      I would say that over 90% of the time you try to watch a movie at reference you will need more than 120 watts to avoid clipping. With a sensitivity of 91 db per watt at 1 m, if you are sitting 4 meters back you will need 500 watts for a reference max 105 db peak. Even a 100 db peak will use over 120 watts so the soundtrack does not need to hit max levels to tax your amp. Most people are using speakers with a lower sensitivity, although many sit a little closer then 4 meters.

      You can argue that the peaks only represent a small portion of the soundtrack, but clipping in the middle of a movie or song is still clipping.

      Looking at it mathematically, and let's assume your speakers' efficiency is 85dB, it would only take 64 watts to achieve 104dB SPL (whoch is pretty darn loud).
      Assuming you are only 2 meters back, about 6.5 feet, the math works out to 256 watts not 64. Not too many people sit within 1 meter of their speakers except for a desktop/office system like what Gizmo is perfect for.

      Comment


      • #4
        Originally posted by m-fine
        Assuming you are only 2 meters back, about 6.5 feet, the math works out to 256 watts not 64.
        I was speaking in real world terms but you're talking theoretical specifics.
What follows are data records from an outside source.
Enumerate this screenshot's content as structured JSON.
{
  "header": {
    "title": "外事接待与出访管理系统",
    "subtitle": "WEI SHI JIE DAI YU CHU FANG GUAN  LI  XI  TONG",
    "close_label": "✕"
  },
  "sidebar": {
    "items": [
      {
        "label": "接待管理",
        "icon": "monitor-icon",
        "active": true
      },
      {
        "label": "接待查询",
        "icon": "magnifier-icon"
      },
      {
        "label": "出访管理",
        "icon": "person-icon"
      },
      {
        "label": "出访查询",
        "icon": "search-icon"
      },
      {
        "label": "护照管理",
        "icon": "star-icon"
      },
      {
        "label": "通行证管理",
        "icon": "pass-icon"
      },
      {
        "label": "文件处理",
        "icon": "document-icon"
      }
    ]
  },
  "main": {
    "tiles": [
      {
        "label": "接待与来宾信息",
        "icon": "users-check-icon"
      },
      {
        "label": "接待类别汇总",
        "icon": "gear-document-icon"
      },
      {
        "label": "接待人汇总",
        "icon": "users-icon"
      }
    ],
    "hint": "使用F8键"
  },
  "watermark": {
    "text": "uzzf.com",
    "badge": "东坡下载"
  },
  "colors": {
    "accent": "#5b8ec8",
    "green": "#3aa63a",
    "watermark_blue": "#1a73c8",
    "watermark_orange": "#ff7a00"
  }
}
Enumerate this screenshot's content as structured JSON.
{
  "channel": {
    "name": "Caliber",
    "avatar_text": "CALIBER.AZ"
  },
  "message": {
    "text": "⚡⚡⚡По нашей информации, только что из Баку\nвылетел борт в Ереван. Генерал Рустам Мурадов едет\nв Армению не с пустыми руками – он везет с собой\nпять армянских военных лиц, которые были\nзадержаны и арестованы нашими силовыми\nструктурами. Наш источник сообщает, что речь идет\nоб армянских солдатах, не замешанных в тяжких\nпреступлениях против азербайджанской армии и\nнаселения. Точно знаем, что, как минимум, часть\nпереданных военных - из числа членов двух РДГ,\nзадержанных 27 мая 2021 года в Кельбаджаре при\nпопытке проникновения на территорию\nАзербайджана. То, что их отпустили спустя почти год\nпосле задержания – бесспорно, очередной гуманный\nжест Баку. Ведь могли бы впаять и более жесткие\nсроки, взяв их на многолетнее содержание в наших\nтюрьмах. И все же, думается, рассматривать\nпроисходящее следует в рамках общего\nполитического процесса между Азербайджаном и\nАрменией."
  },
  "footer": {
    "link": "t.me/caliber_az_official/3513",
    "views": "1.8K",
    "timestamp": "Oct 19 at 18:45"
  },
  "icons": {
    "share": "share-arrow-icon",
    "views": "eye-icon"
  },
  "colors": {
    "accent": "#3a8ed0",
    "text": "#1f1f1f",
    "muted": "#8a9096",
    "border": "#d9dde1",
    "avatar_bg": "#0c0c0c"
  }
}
And that's OK, so let me be a bit more specific.

        First of all, using your 91dB 1w/1m example, that translates to 84dB 1w/2m and therefore theoretically requires 128 watts to achieve 105dB at the listening position, not 256. However, that's the math for just one speaker in anechoic conditions. Add a second speaker in a real world room, factor in boundary reinforcement from the surfaces in that room, and you'll realistically reach those 105dB peaks somewhere around 85 watts (85.34 watts to be precise).

        Secondly, I believe you're making the assumption based on a full range audio signal. In the real world, where most people have a powered subwoofer talking care of the bottom few octaves, the power requirements for the rest of the spectrum will be reduced exponentially. It doesn't take anywhere near 85 watts to get 10kHz cranked up to 105dB at a 6 foot distance. However, it would indeed require a great deal more than 85 watts to reach that level with a 35Hz signal.
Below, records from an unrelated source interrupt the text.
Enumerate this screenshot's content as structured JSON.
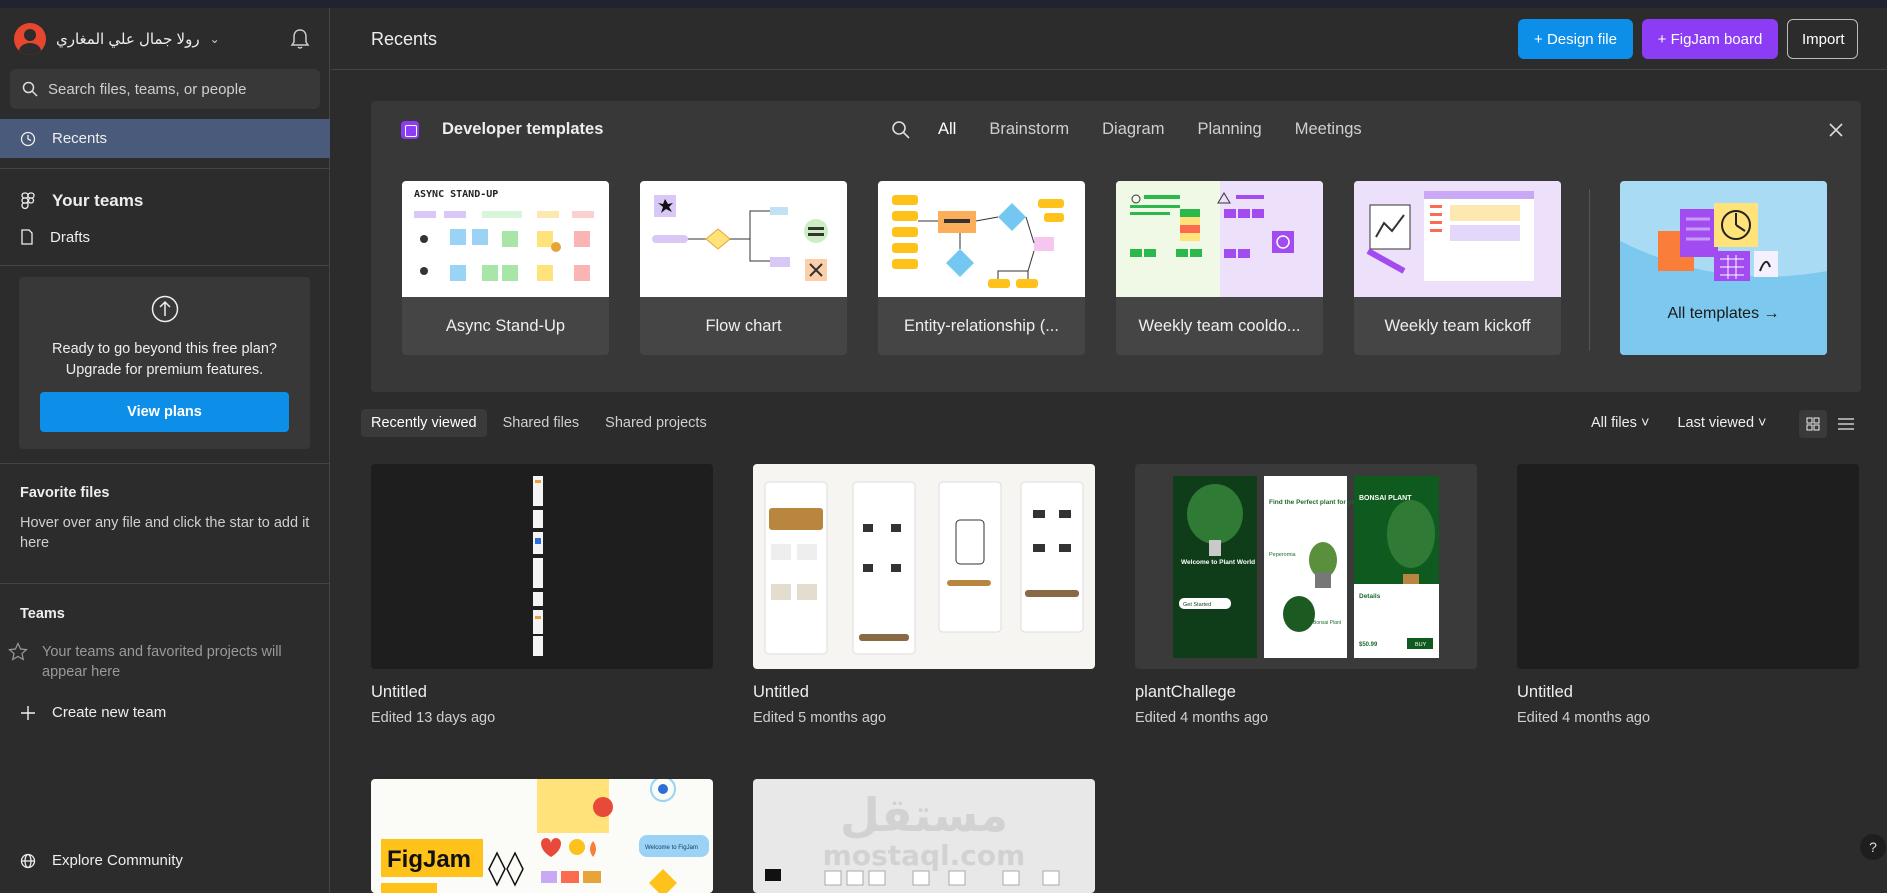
{
  "sidebar": {
    "username": "رولا جمال علي المغاري",
    "search_placeholder": "Search files, teams, or people",
    "nav": {
      "recents": "Recents",
      "your_teams": "Your teams",
      "drafts": "Drafts"
    },
    "upgrade": {
      "line1": "Ready to go beyond this free plan?",
      "line2": "Upgrade for premium features.",
      "button": "View plans"
    },
    "favorites": {
      "title": "Favorite files",
      "text": "Hover over any file and click the star to add it here"
    },
    "teams": {
      "title": "Teams",
      "text": "Your teams and favorited projects will appear here",
      "create": "Create new team"
    },
    "explore": "Explore Community"
  },
  "header": {
    "title": "Recents",
    "design_file": "+ Design file",
    "figjam_board": "+ FigJam board",
    "import": "Import"
  },
  "templates": {
    "title": "Developer templates",
    "tabs": [
      "All",
      "Brainstorm",
      "Diagram",
      "Planning",
      "Meetings"
    ],
    "cards": [
      "Async Stand-Up",
      "Flow chart",
      "Entity-relationship (...",
      "Weekly team cooldo...",
      "Weekly team kickoff"
    ],
    "all_templates": "All templates →",
    "async_heading": "ASYNC STAND-UP"
  },
  "file_tabs": [
    "Recently viewed",
    "Shared files",
    "Shared projects"
  ],
  "filters": {
    "files": "All files",
    "sort": "Last viewed"
  },
  "files": [
    {
      "name": "Untitled",
      "meta": "Edited 13 days ago"
    },
    {
      "name": "Untitled",
      "meta": "Edited 5 months ago"
    },
    {
      "name": "plantChallege",
      "meta": "Edited 4 months ago"
    },
    {
      "name": "Untitled",
      "meta": "Edited 4 months ago"
    }
  ],
  "plant_texts": {
    "welcome": "Welcome to Plant World",
    "get_started": "Get Started",
    "find": "Find the Perfect plant for your home",
    "peperomia": "Peperomia",
    "bonsai_plant": "Bonsai Plant",
    "bonsai": "BONSAI PLANT",
    "details": "Details",
    "price": "$50.99",
    "buy": "BUY"
  },
  "bottom_cards": {
    "figjam_logo": "FigJam",
    "welcome_bubble": "Welcome to FigJam"
  },
  "watermark": {
    "arabic": "مستقل",
    "latin": "mostaql.com"
  },
  "help": "?",
  "colors": {
    "accent_blue": "#0d8ee9",
    "accent_purple": "#8c3cf5",
    "selected_nav": "#4a5a7a"
  }
}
        Lastly, you're right, clipping is never a good thing regardless of its duration. But as I understand it, clipping has almost nothing to do with an amplifier running out of power but it has everything to do with an amplifier running out of voltage. A poorly designed, cheaply-made 500w amp will clip long before a well-designed, well-built 100w amp.

        Comment


        • #5
          My math was correct. A 91 db speaker at 4 meters will require 500 watts to hit reference peaks.

          The 85 db speaker in your example will need 256 at a close seating distance of 2m. If you sat 4 m back you would be looking at 1000w.

          Whether an amp is current or voltage limited, the fact is you can easily run out of power with typical receivers and HT amps before you hit reference level peaks in movies, and with dynamic music recordings at very listenable levels.

          I would expect the XPA-3 to make a significant difference over a 100 watt per channel receiver, even a very good one as far as max clean power. What I do not know is what the SQ characteristics of the XPA-3 are and if it will give the extra bottom end the OP is looking for.

          Comment

          Working...
          X